And while Siegel hasn't sent any money to Republican presidential candidate Mitt Romney, he has gone a step farther to support him.
On Monday he sent an e-mail to all 7,000 employees of privately-held Westgate Resorts, many of them in the battleground state of Florida, warning them their jobs are at risk if the president is re-elected.
"The economy doesn't currently pose a threat to your job. What does threaten your job however, is another 4 years of the same Presidential administration," he said in the e-mail.
"If any new taxes are levied on me, or my company, as our current President plans, I will have no choice but to reduce the size of this company," he says in the nearly 1,400-word e-mail. "Rather than grow this company I will be forced to cut back. This means fewer jobs, less benefits and certainly less opportunity for everyone."
Siegel doesn't mention Romney's name anywhere in the e-mail, and he writes he "certainly wouldn't interfere with your right to vote for whomever you choose." And he insisted Tuesday that he wasn't threatening to fire employees if Obama is re-elected. But he proudly stands behind the e-mail.
"I wanted the employees to know what the situation is, and not listen to campaign commercials but hear it from the horse's mouth," he told CNNMoney.
Siegel actually has been hiring in recent years.
He said Westgate had 12,000 employees and $1 billion in annual revenue four years ago, before the financial meltdown caused credit markets to freeze up. "We were fat, dumb and happy," he said.
Employment at the company dropped as low as 5,000 and revenue fell by 50% at the worst point during to the credit crunch. Jobs have bounced back by about 40% since then, but Siegel said he doesn't believe the company can continue to thrive if taxes are raised and Obamacare is put into place.

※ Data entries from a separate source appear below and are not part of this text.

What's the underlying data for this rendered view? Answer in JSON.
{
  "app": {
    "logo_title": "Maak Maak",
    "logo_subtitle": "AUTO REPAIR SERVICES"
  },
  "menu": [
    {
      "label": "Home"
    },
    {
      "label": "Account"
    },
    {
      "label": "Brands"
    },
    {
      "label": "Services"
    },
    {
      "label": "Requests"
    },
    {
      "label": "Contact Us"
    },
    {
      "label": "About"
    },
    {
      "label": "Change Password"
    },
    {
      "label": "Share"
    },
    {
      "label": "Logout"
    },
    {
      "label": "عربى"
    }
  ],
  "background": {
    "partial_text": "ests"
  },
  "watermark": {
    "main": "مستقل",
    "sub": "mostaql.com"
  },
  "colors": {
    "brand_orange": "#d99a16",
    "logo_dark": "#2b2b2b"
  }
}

Siegel based his e-mail on an anti-Obama letter that was widely circulated before the 2008 election, but he said he made many changes, adding many of his own views and personal history. He is particularly angry by what he sees as unfair attacks on the nation's wealthiest by the Obama administration, which is seeking to raise taxes on top earners.
"What most people see is the nice house and the lavish lifestyle. What the press certainly does not want you to see, is the true story of the hard work and sacrifices I've made," he wrote. "Now, the economy is falling apart and people like me who made all the right decisions and invested in themselves are being forced to bail out all the people who didn't...We are being taxed to death and the government thinks we don't pay enough.'
He acknowledged his 90,000-square foot home now under construction in the letter. The home is the subject of a critical documentary, "The Queen of Versailles."
Siegel said he was forced to stop work on the home four years ago because he had to pour all his money back into the company during the lean years, but that he's ready to start work on the home again -- assuming Obama is defeated.
"If the wrong people stay in power, I'll have to stop it again," he told CNNMoney. "I don't see a good future."